Re: [IGSROBIN] what's in a name?
Indeed, the world has become more complicated. For instance, I hear that
even the orchid people who went to such difficulties for years to record
all crosses faithfully like they do for racehorses and pedigree dogs,
may be having their difficulties. The reason is simple. The number of
orchid species is gigantic - some think as many as 100,000 species.
There are uncertainties with some of them. Some believe quite a few are
just forms of another species. Thus, when a cross between two supposedly
known species takes place it is important that the form of the species
is recorded. Alas, that does not appear to have been done consistently.
Thus, we have uncertain bloodlines in a number of cases.
So, the world of geraniums is not the only one where there are a few
black sheep. Who knows what is really going on? I see seedlings pop up
each year that look like zonals but are they P. inquinans instead? I see
seedlings of the ivy-leaf P. peltatum appearing in places with flowers
varying from pale pink to mauve. What's the story there? And now that I

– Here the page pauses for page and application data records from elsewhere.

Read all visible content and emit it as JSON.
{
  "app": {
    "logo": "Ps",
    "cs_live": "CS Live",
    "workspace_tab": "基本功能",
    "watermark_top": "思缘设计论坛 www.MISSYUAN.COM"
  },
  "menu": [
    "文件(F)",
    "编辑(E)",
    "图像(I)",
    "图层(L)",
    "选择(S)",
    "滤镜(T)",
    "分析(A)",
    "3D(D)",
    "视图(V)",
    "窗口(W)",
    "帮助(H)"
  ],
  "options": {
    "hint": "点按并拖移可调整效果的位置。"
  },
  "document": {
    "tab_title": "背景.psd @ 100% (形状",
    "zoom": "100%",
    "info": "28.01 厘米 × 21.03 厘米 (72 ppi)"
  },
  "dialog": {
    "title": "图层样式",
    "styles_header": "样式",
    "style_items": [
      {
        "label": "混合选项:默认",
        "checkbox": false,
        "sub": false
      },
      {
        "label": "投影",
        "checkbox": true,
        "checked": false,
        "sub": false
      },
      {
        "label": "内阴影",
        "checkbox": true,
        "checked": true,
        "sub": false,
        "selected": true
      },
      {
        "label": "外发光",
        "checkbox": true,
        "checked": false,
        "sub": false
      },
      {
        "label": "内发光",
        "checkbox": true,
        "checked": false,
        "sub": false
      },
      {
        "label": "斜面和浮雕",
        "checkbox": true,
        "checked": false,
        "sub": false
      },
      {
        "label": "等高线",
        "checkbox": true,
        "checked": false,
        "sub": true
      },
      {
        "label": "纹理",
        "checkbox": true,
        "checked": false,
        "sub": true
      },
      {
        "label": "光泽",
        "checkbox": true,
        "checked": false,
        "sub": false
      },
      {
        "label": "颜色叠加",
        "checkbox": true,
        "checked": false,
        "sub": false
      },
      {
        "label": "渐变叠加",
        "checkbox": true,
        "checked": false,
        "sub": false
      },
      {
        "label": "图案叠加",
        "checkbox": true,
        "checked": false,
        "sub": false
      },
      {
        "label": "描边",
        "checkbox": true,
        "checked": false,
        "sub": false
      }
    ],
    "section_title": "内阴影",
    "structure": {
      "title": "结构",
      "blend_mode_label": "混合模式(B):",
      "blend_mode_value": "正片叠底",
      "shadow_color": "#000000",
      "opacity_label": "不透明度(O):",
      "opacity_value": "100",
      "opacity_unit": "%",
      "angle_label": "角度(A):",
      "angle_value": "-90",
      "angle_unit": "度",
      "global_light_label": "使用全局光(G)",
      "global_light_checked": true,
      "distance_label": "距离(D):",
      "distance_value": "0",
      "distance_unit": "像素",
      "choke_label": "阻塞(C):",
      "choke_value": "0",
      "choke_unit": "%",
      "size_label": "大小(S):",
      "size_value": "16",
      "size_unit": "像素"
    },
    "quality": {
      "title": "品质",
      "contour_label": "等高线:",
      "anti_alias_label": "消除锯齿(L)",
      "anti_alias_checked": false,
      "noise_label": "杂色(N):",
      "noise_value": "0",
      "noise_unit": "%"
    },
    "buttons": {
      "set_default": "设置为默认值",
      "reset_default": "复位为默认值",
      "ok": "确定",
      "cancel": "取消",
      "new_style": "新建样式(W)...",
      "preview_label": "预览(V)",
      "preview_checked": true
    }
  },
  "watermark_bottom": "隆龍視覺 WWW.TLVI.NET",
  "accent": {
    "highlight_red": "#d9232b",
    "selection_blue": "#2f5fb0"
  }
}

have a few Erodiums growing am I going to be cursed by crosses between
them and the dreaded E. cicutarium?
While there is a need for cataloging species and crosses we just have to

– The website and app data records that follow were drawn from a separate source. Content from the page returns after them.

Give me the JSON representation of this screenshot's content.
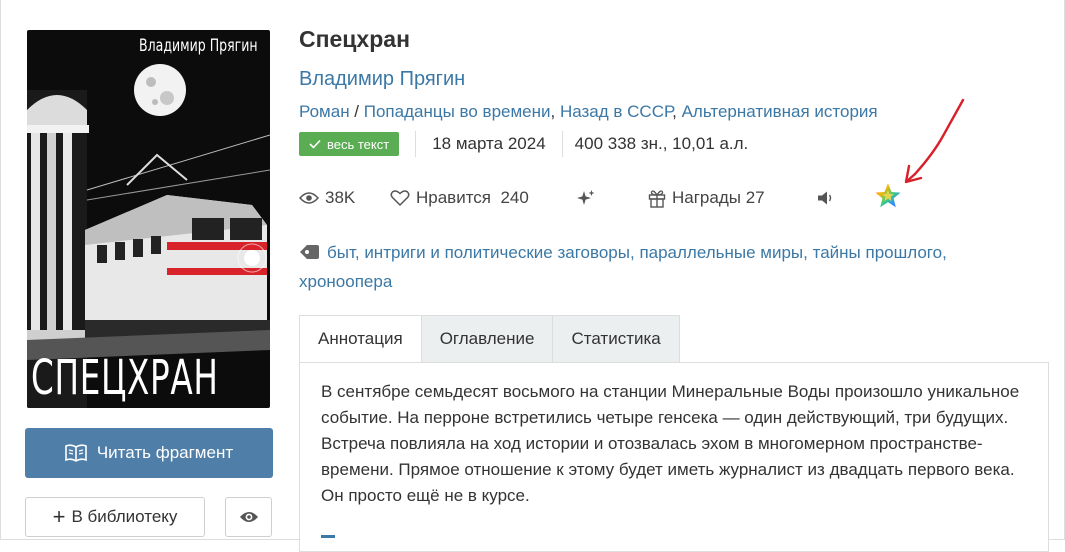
{
  "cover": {
    "author_text": "Владимир Прягин",
    "title_text": "СПЕЦХРАН"
  },
  "left_actions": {
    "read_label": "Читать фрагмент",
    "library_label": "В библиотеку"
  },
  "book": {
    "title": "Спецхран",
    "author": "Владимир Прягин",
    "genre_main": "Роман",
    "genre_sep": " / ",
    "genres": [
      "Попаданцы во времени",
      "Назад в СССР",
      "Альтернативная история"
    ],
    "status_badge": "весь текст",
    "date": "18 марта 2024",
    "size": "400 338 зн., 10,01 а.л."
  },
  "stats": {
    "views": "38K",
    "likes_label": "Нравится",
    "likes_count": "240",
    "awards_label": "Награды",
    "awards_count": "27"
  },
  "tags": [
    "быт",
    "интриги и политические заговоры",
    "параллельные миры",
    "тайны прошлого",
    "хроноопера"
  ],
  "tabs": [
    "Аннотация",
    "Оглавление",
    "Статистика"
  ],
  "annotation": "В сентябре семьдесят восьмого на станции Минеральные Воды произошло уникальное событие. На перроне встретились четыре генсека — один действующий, три будущих. Встреча повлияла на ход истории и отозвалась эхом в многомерном пространстве-времени. Прямое отношение к этому будет иметь журналист из двадцать первого века. Он просто ещё не в курсе.",
  "colors": {
    "link": "#3b78a6",
    "primary_button": "#4f7fa9",
    "badge": "#5aad52",
    "annotation_arrow": "#d9202a"
  },
  "icons": [
    "eye-icon",
    "heart-icon",
    "sparkles-icon",
    "gift-icon",
    "speaker-icon",
    "rainbow-star-icon",
    "tag-icon",
    "book-icon",
    "plus-icon",
    "check-icon"
  ]
}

be careful not to take the nomenclatures too seriously. On that note let
me ask an embarrassing question - how pure is the seed of the IGS seed?
I was collecting some from my own species plants and, while I collected
from plants that were well separated, I was wondering how careful were
the providers of much of that seed. I'd not be at all surprised to see
'natural' crosses from members of the Otidia, for instance. What do you
San Diego, California